|Occurred : 7/5/2017 19:32 (Entered as : 07/05/17 19:32)
Reported: 7/5/2017 6:52:21 PM 18:52
Location: Orlando, FL
|Very bright white light following a southern trajectory seen 5 minutes prior to Falcon-9 launch from Cape Canaveral
I was heading out to my front porch, here in East Orlando, about 5 minutes prior to a Space-X Falcon-9 launch of the Intelsat 35e. I am about 37-miles west of the Space X complex at Cape Canaveral, and can see the rockets quite clearly when they launch. As I went out the door, facing east, I noticed a very bright light to the northeast rising upward, about a third of the way off the horizon, initially almost exactly the same speed and curved trajectory a rocket launch would follow to the southeast.
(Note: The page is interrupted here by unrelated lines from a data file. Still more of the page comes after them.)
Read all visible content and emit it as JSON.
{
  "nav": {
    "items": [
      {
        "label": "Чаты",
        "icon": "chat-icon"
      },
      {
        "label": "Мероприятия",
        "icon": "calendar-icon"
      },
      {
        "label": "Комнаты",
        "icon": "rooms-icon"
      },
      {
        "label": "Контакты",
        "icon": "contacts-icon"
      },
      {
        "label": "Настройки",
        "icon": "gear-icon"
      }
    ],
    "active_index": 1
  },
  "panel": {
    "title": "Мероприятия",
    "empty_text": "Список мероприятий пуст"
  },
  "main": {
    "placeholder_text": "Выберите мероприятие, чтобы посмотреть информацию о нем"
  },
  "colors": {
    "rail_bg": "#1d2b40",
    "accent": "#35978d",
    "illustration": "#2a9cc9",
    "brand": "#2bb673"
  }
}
I was upset because I thought I had missed the initial launch. I tried to shoot a digital movie of the bright light, but it did not come out as far as I can see. I visually followed the light as it climbed and got smaller and smaller, finally vanishing at high altitude. I was puzzled because the light was an intense white color, and usually rockets at low altitude display a bright orange flame, as I was thinking I had been watching the Falcon-9 launch, and I’ve seen many launches from the Cape over the last 10-years, and what I thought was the launch just didn’t add up.
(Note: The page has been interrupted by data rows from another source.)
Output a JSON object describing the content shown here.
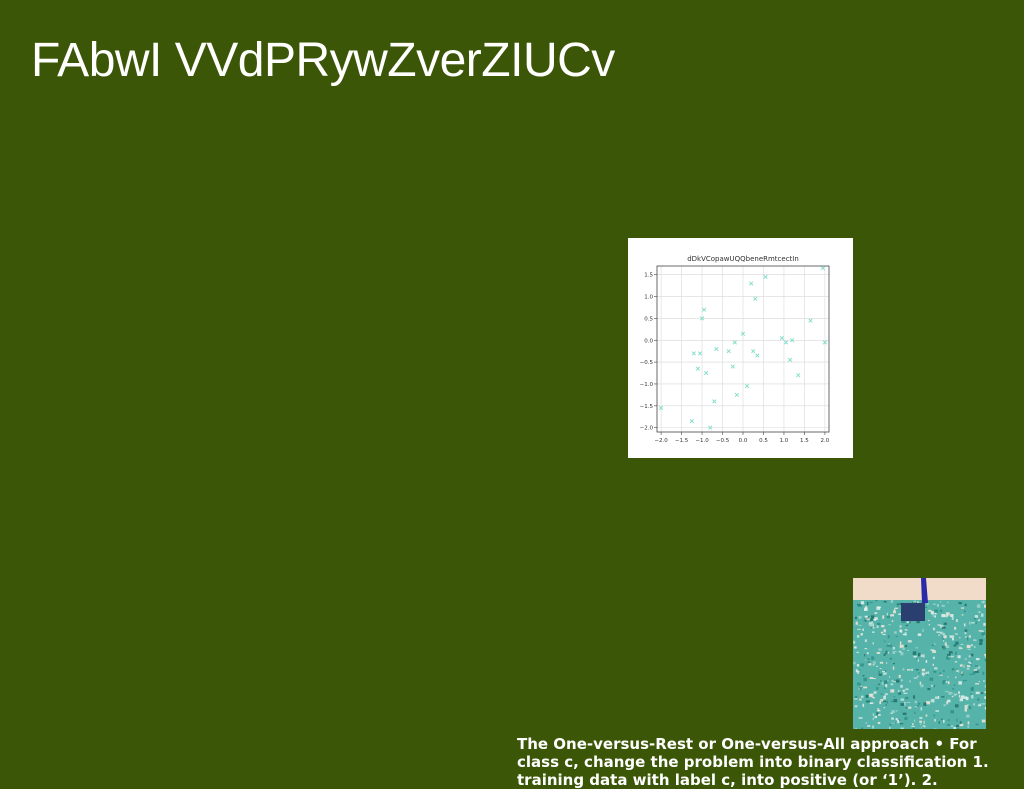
{
  "slide": {
    "title": "FAbwI VVdPRywZverZIUCv",
    "body": "The One-versus-Rest or One-versus-All approach • For class c, change the problem into binary classification 1. training data with label c, into positive (or ‘1’). 2.",
    "background_color": "#3b5606"
  },
  "chart_data": {
    "type": "scatter",
    "title": "dDkVCopawUQQbeneRmtcectIn",
    "xlabel": "",
    "ylabel": "",
    "marker": "x",
    "marker_color": "#7fdcc9",
    "grid": true,
    "legend": "none",
    "xlim": [
      -2.1,
      2.1
    ],
    "ylim": [
      -2.1,
      1.7
    ],
    "xticks": [
      -2.0,
      -1.5,
      -1.0,
      -0.5,
      0.0,
      0.5,
      1.0,
      1.5,
      2.0
    ],
    "yticks": [
      1.5,
      1.0,
      0.5,
      0.0,
      -0.5,
      -1.0,
      -1.5,
      -2.0
    ],
    "xtick_labels": [
      "−2.0",
      "−1.5",
      "−1.0",
      "−0.5",
      "0.0",
      "0.5",
      "1.0",
      "1.5",
      "2.0"
    ],
    "ytick_labels": [
      "1.5",
      "1.0",
      "0.5",
      "0.0",
      "−0.5",
      "−1.0",
      "−1.5",
      "−2.0"
    ],
    "points": [
      {
        "x": -2.0,
        "y": -1.55
      },
      {
        "x": -1.25,
        "y": -1.85
      },
      {
        "x": -1.2,
        "y": -0.3
      },
      {
        "x": -1.05,
        "y": -0.3
      },
      {
        "x": -1.1,
        "y": -0.65
      },
      {
        "x": -1.0,
        "y": 0.5
      },
      {
        "x": -0.95,
        "y": 0.7
      },
      {
        "x": -0.9,
        "y": -0.75
      },
      {
        "x": -0.8,
        "y": -2.0
      },
      {
        "x": -0.7,
        "y": -1.4
      },
      {
        "x": -0.65,
        "y": -0.2
      },
      {
        "x": -0.35,
        "y": -0.25
      },
      {
        "x": -0.25,
        "y": -0.6
      },
      {
        "x": -0.2,
        "y": -0.05
      },
      {
        "x": -0.15,
        "y": -1.25
      },
      {
        "x": 0.0,
        "y": 0.15
      },
      {
        "x": 0.1,
        "y": -1.05
      },
      {
        "x": 0.2,
        "y": 1.3
      },
      {
        "x": 0.25,
        "y": -0.25
      },
      {
        "x": 0.3,
        "y": 0.95
      },
      {
        "x": 0.35,
        "y": -0.35
      },
      {
        "x": 0.55,
        "y": 1.45
      },
      {
        "x": 0.95,
        "y": 0.05
      },
      {
        "x": 1.05,
        "y": -0.05
      },
      {
        "x": 1.15,
        "y": -0.45
      },
      {
        "x": 1.2,
        "y": 0.0
      },
      {
        "x": 1.35,
        "y": -0.8
      },
      {
        "x": 1.65,
        "y": 0.45
      },
      {
        "x": 1.95,
        "y": 1.65
      },
      {
        "x": 2.0,
        "y": -0.05
      }
    ]
  },
  "photo": {
    "sky_color": "#f0dcc8",
    "foliage_color": "#56b3a9",
    "object_color": "#2a3f6f",
    "flag_color": "#2a2aa8"
  }
}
A few minutes later, a 7:37 pm (1937 hours) I saw the bright orange flame of the Falcon-9 booster appear just to the southwest, as it climbed and started to leave a contrail as it went into the upper atmosphere. What really puzzled me, is that I had the impression that the bright light seen a few minutes earlier had been moving a whole lot faster than the rocket after it gained some altitude, I’d say about 4-times faster. I know they prohibit aircraft in the immediate launch area, and the bright light flew directly through it only a few minutes prior to the actual launch. I thought maybe an Air Force jet had left the skid strip on afterburner or something, but I was in the Air Force and never saw an afterburner as bright as that. It was odd, because I really thought I had been watching the launch, and only after I saw the actual launch did I find the whole episode strange.